But with all the ins and outs the Allman Brothers had experienced over the years, Betts was not unaccustomed to going it alone. He reformed his early band, Great Southern, and has settled into the role of band leader. The risk is all his: He dictates the musical direction and finances the band.

With radio and record companies focused on teenie-bop pop, old-style musicians such as Betts have found little support from the conglomerates, and so they have been turning to do-it-yourself solutions. Dickey Betts and Great Southern’s latest album, “The Collectors #1,” is an all-acoustic record that Betts recorded, released and distributed himself. It’s for sale exclusively at his concerts and on the Internet at www.dickeybetts.com. The record is a combination of many of Betts’s favorite styles, including Western swing jazz and Delta blues. While releasing and distributing it himself dampens the prospects for sales, it allows him the freedom of creating the type of record he wants without letting marketing barriers impede his creativity.

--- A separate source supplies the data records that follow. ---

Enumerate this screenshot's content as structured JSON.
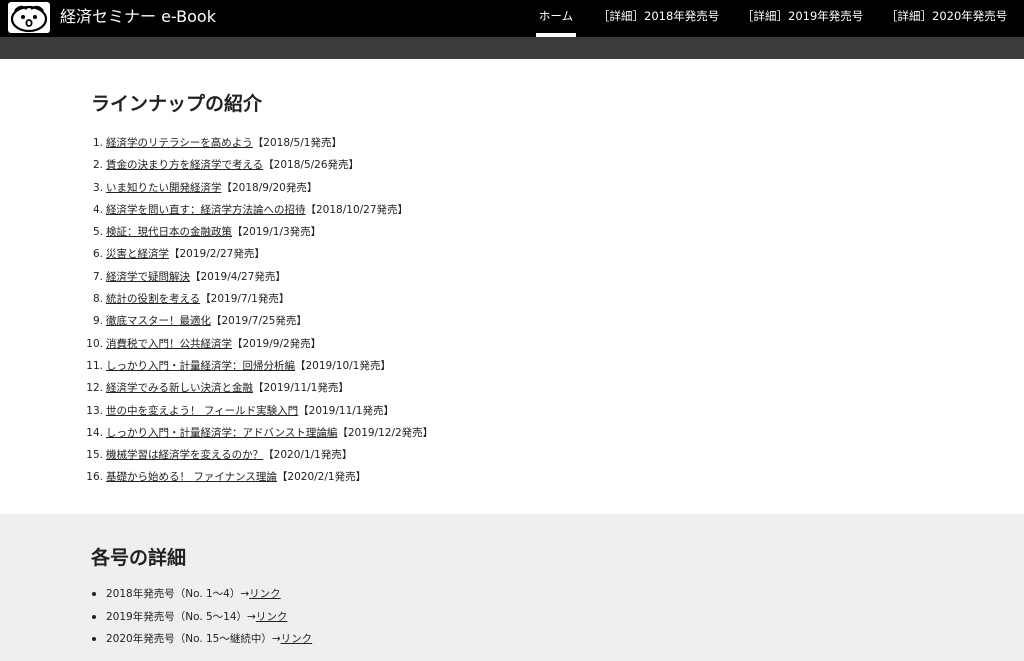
{
  "header": {
    "site_title": "経済セミナー e-Book",
    "nav": [
      "ホーム",
      "［詳細］2018年発売号",
      "［詳細］2019年発売号",
      "［詳細］2020年発売号"
    ],
    "active_nav": "ホーム"
  },
  "lineup": {
    "heading": "ラインナップの紹介",
    "items": [
      {
        "num": "1.",
        "title": "経済学のリテラシーを高めよう",
        "release": "【2018/5/1発売】"
      },
      {
        "num": "2.",
        "title": "賃金の決まり方を経済学で考える",
        "release": "【2018/5/26発売】"
      },
      {
        "num": "3.",
        "title": "いま知りたい開発経済学",
        "release": "【2018/9/20発売】"
      },
      {
        "num": "4.",
        "title": "経済学を問い直す：経済学方法論への招待",
        "release": "【2018/10/27発売】"
      },
      {
        "num": "5.",
        "title": "検証：現代日本の金融政策",
        "release": "【2019/1/3発売】"
      },
      {
        "num": "6.",
        "title": "災害と経済学",
        "release": "【2019/2/27発売】"
      },
      {
        "num": "7.",
        "title": "経済学で疑問解決",
        "release": "【2019/4/27発売】"
      },
      {
        "num": "8.",
        "title": "統計の役割を考える",
        "release": "【2019/7/1発売】"
      },
      {
        "num": "9.",
        "title": "徹底マスター！最適化",
        "release": "【2019/7/25発売】"
      },
      {
        "num": "10.",
        "title": "消費税で入門！公共経済学",
        "release": "【2019/9/2発売】"
      },
      {
        "num": "11.",
        "title": "しっかり入門・計量経済学：回帰分析編",
        "release": "【2019/10/1発売】"
      },
      {
        "num": "12.",
        "title": "経済学でみる新しい決済と金融",
        "release": "【2019/11/1発売】"
      },
      {
        "num": "13.",
        "title": "世の中を変えよう！ フィールド実験入門",
        "release": "【2019/11/1発売】"
      },
      {
        "num": "14.",
        "title": "しっかり入門・計量経済学：アドバンスト理論編",
        "release": "【2019/12/2発売】"
      },
      {
        "num": "15.",
        "title": "機械学習は経済学を変えるのか？",
        "release": "【2020/1/1発売】"
      },
      {
        "num": "16.",
        "title": "基礎から始める！ ファイナンス理論",
        "release": "【2020/2/1発売】"
      }
    ]
  },
  "details": {
    "heading": "各号の詳細",
    "items": [
      {
        "text": "2018年発売号（No. 1～4）→",
        "link": "リンク"
      },
      {
        "text": "2019年発売号（No. 5～14）→",
        "link": "リンク"
      },
      {
        "text": "2020年発売号（No. 15～継続中）→",
        "link": "リンク"
      }
    ]
  }
}
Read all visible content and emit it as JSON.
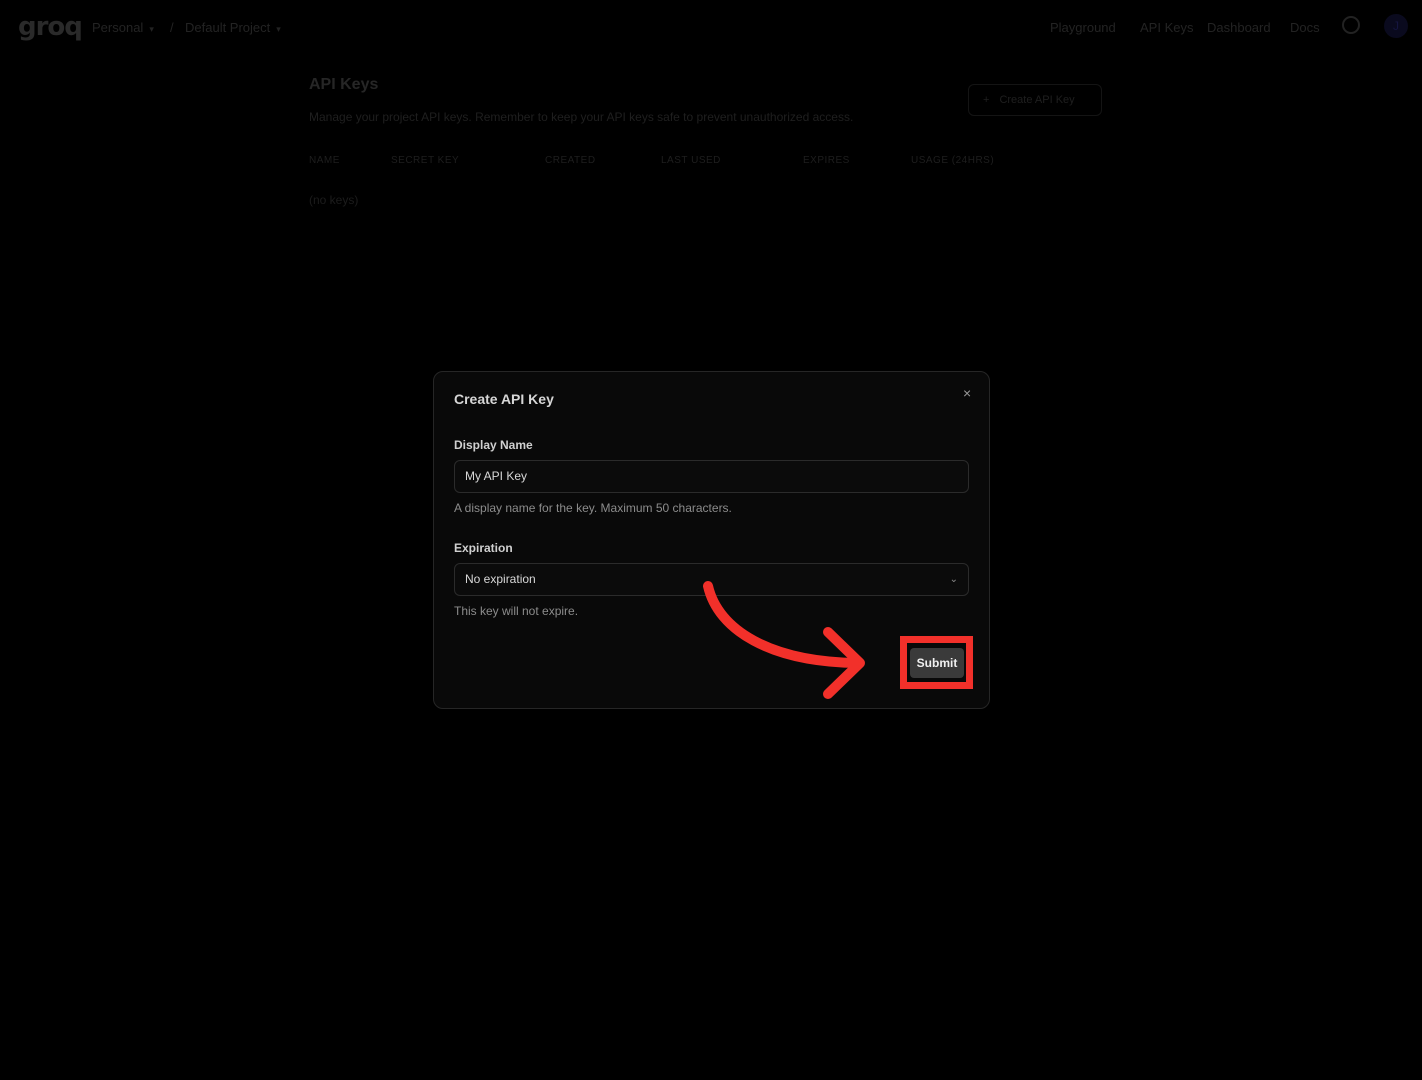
{
  "topbar": {
    "logo": "groq",
    "breadcrumb": [
      "Personal",
      "/",
      "Default Project"
    ],
    "nav": [
      "Playground",
      "API Keys",
      "Dashboard",
      "Docs"
    ],
    "avatar_initial": "J"
  },
  "page": {
    "title": "API Keys",
    "description": "Manage your project API keys. Remember to keep your API keys safe to prevent unauthorized access.",
    "create_button": "Create API Key",
    "table_headers": [
      "NAME",
      "SECRET KEY",
      "CREATED",
      "LAST USED",
      "EXPIRES",
      "USAGE (24HRS)"
    ],
    "empty_text": "(no keys)"
  },
  "modal": {
    "title": "Create API Key",
    "display_name_label": "Display Name",
    "display_name_value": "My API Key",
    "display_name_help": "A display name for the key. Maximum 50 characters.",
    "expiration_label": "Expiration",
    "expiration_value": "No expiration",
    "expiration_help": "This key will not expire.",
    "submit_label": "Submit",
    "close_glyph": "×"
  },
  "annotation": {
    "color": "#f2302a"
  }
}
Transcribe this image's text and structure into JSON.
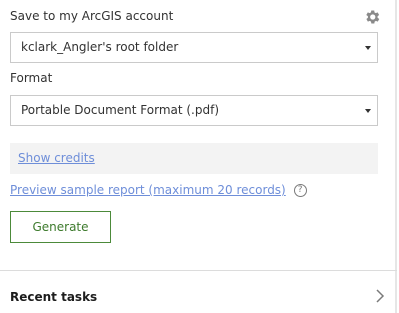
{
  "save": {
    "label": "Save to my ArcGIS account"
  },
  "folder": {
    "value": "kclark_Angler's root folder"
  },
  "format": {
    "label": "Format",
    "value": "Portable Document Format (.pdf)"
  },
  "credits": {
    "link": "Show credits"
  },
  "preview": {
    "link": "Preview sample report (maximum 20 records)",
    "help_glyph": "?"
  },
  "generate": {
    "label": "Generate"
  },
  "recent": {
    "label": "Recent tasks"
  },
  "colors": {
    "link": "#6e8ed9",
    "accent_green": "#4c8a3a"
  },
  "icons": {
    "settings": "gear-icon",
    "help": "help-icon",
    "expand": "chevron-right-icon"
  }
}
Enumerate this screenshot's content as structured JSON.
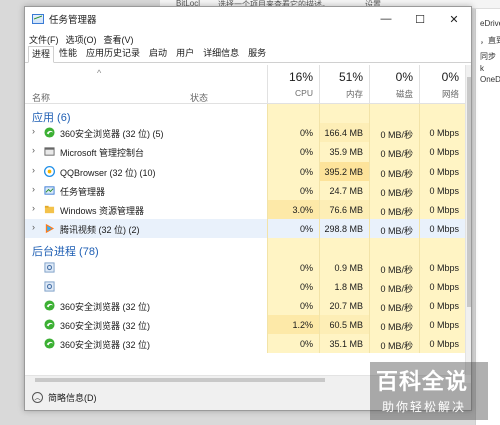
{
  "background": {
    "top_text_1": "BitLocl",
    "top_text_2": "选择一个项目来查看它的描述。",
    "top_text_3": "设置",
    "right_texts": [
      "eDrive",
      "，直到",
      "同步",
      "k",
      "OneD"
    ]
  },
  "window": {
    "title": "任务管理器",
    "minimize_glyph": "—",
    "maximize_glyph": "☐",
    "close_glyph": "✕"
  },
  "menu": [
    "文件(F)",
    "选项(O)",
    "查看(V)"
  ],
  "tabs": [
    "进程",
    "性能",
    "应用历史记录",
    "启动",
    "用户",
    "详细信息",
    "服务"
  ],
  "active_tab": "进程",
  "header": {
    "name_label": "名称",
    "status_label": "状态",
    "cpu_pct": "16%",
    "cpu_label": "CPU",
    "mem_pct": "51%",
    "mem_label": "内存",
    "disk_pct": "0%",
    "disk_label": "磁盘",
    "net_pct": "0%",
    "net_label": "网络"
  },
  "apps_group": "应用 (6)",
  "apps": [
    {
      "name": "360安全浏览器 (32 位) (5)",
      "icon": "360-browser-icon",
      "cpu": "0%",
      "mem": "166.4 MB",
      "disk": "0 MB/秒",
      "net": "0 Mbps"
    },
    {
      "name": "Microsoft 管理控制台",
      "icon": "mmc-icon",
      "cpu": "0%",
      "mem": "35.9 MB",
      "disk": "0 MB/秒",
      "net": "0 Mbps"
    },
    {
      "name": "QQBrowser (32 位) (10)",
      "icon": "qqbrowser-icon",
      "cpu": "0%",
      "mem": "395.2 MB",
      "disk": "0 MB/秒",
      "net": "0 Mbps"
    },
    {
      "name": "任务管理器",
      "icon": "task-manager-icon",
      "cpu": "0%",
      "mem": "24.7 MB",
      "disk": "0 MB/秒",
      "net": "0 Mbps"
    },
    {
      "name": "Windows 资源管理器",
      "icon": "explorer-icon",
      "cpu": "3.0%",
      "mem": "76.6 MB",
      "disk": "0 MB/秒",
      "net": "0 Mbps"
    },
    {
      "name": "腾讯视频 (32 位) (2)",
      "icon": "tencent-video-icon",
      "cpu": "0%",
      "mem": "298.8 MB",
      "disk": "0 MB/秒",
      "net": "0 Mbps"
    }
  ],
  "bg_group": "后台进程 (78)",
  "bg": [
    {
      "name": "",
      "icon": "gear-process-icon",
      "cpu": "0%",
      "mem": "0.9 MB",
      "disk": "0 MB/秒",
      "net": "0 Mbps"
    },
    {
      "name": "",
      "icon": "gear-process-icon",
      "cpu": "0%",
      "mem": "1.8 MB",
      "disk": "0 MB/秒",
      "net": "0 Mbps"
    },
    {
      "name": "360安全浏览器 (32 位)",
      "icon": "360-browser-icon",
      "cpu": "0%",
      "mem": "20.7 MB",
      "disk": "0 MB/秒",
      "net": "0 Mbps"
    },
    {
      "name": "360安全浏览器 (32 位)",
      "icon": "360-browser-icon",
      "cpu": "1.2%",
      "mem": "60.5 MB",
      "disk": "0 MB/秒",
      "net": "0 Mbps"
    },
    {
      "name": "360安全浏览器 (32 位)",
      "icon": "360-browser-icon",
      "cpu": "0%",
      "mem": "35.1 MB",
      "disk": "0 MB/秒",
      "net": "0 Mbps"
    }
  ],
  "footer": {
    "label": "简略信息(D)"
  },
  "watermark": {
    "big": "百科全说",
    "small": "助你轻松解决"
  },
  "colors": {
    "heat_light": "#fff4c4",
    "heat_mid": "#fde9a8",
    "group_title": "#1f5fb4",
    "selected_row": "#e9f1fb"
  }
}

Bankrate spoke with Betts about the money side of rock ‘n’ roll.

Bankrate: Some rock stars who have been around awhile saved their money, while others spent it all. How are you set for funds these days?

Dickey Betts: When we went through the period where we had all the trouble with management with Phil Walden (the Allmans’ former manager and owner of their label, Capricorn Records), and we all ended up broke. We were all back to square one. I took that to court with an audit and won a million dollars from Phil Walden that he owed me. Unfortunately, Phil filed bankruptcy and I didn’t get any of it. So I had to work my way back up again. I became financially successful again and remained that way up to now. I don’t want to sound pompous, but I wouldn’t have to work if I didn’t want to right now.

Bankrate: Are you an investor?

Dickey Betts: I’m involved in the stock market, but not personally — I have a team that does it. I have my safe players in New York, Neuberger Berman, and then I have some high-risk stuff with Robertson Stephens that does emerging growth things. Of course, everybody’s seen some trouble in that. I did pretty good with the high-risk stuff, though. I only lost about 30 percent.

Bankrate: Any particular stocks that did really well for you?

Dickey Betts: I don’t follow the particular stocks. Jim Callahan with Robertson Stephens in San Francisco does the emerging growth high risk, most of it tech stocks. I hung around with him for a couple of years, played golf with him a few times, said this guy doesn’t seem to have any great vices or anything. He’s a pretty solid guy. So I just turned over a certain amount of money to him. And that’s the way I do things, even with my band. I don’t just come in and tell everybody what to do. Even though I am the leader of this band, and am responsible for its survival financially, I’m still a team player kind of guy. I look at it like a baseball team. You can’t play all the positions. You have to get people who are heavy hitters in other areas, like Danny Toler (his guitarist). You can’t do it all. And that’s what I do with the stock market. I’ve got Neuberger Berman, who’s been in business 75 years, and I don’t feel like I need to tell them how to do business. They’ve done well for me over the years.

Bankrate: What is your greatest source of income these days?

Dickey Betts: I would say right now it’s probably half publishing and songwriting money, and half road money. But when I was with the Brothers, I would say at least 3/4 was road money. That’s merchandising, and actual receipts from what you get paid to play. For my last tour, I bought $30,000 worth of T-shirts. So money goes out, and then money comes back. I’m trying to keep all my guys working. I’ve got 15 guys on the road working. A seven-piece band, and six road crew people, and my wife, and two truck drivers. It’s a nice small business.

Bankrate: And you’re the CEO.

Dickey Betts: Yup.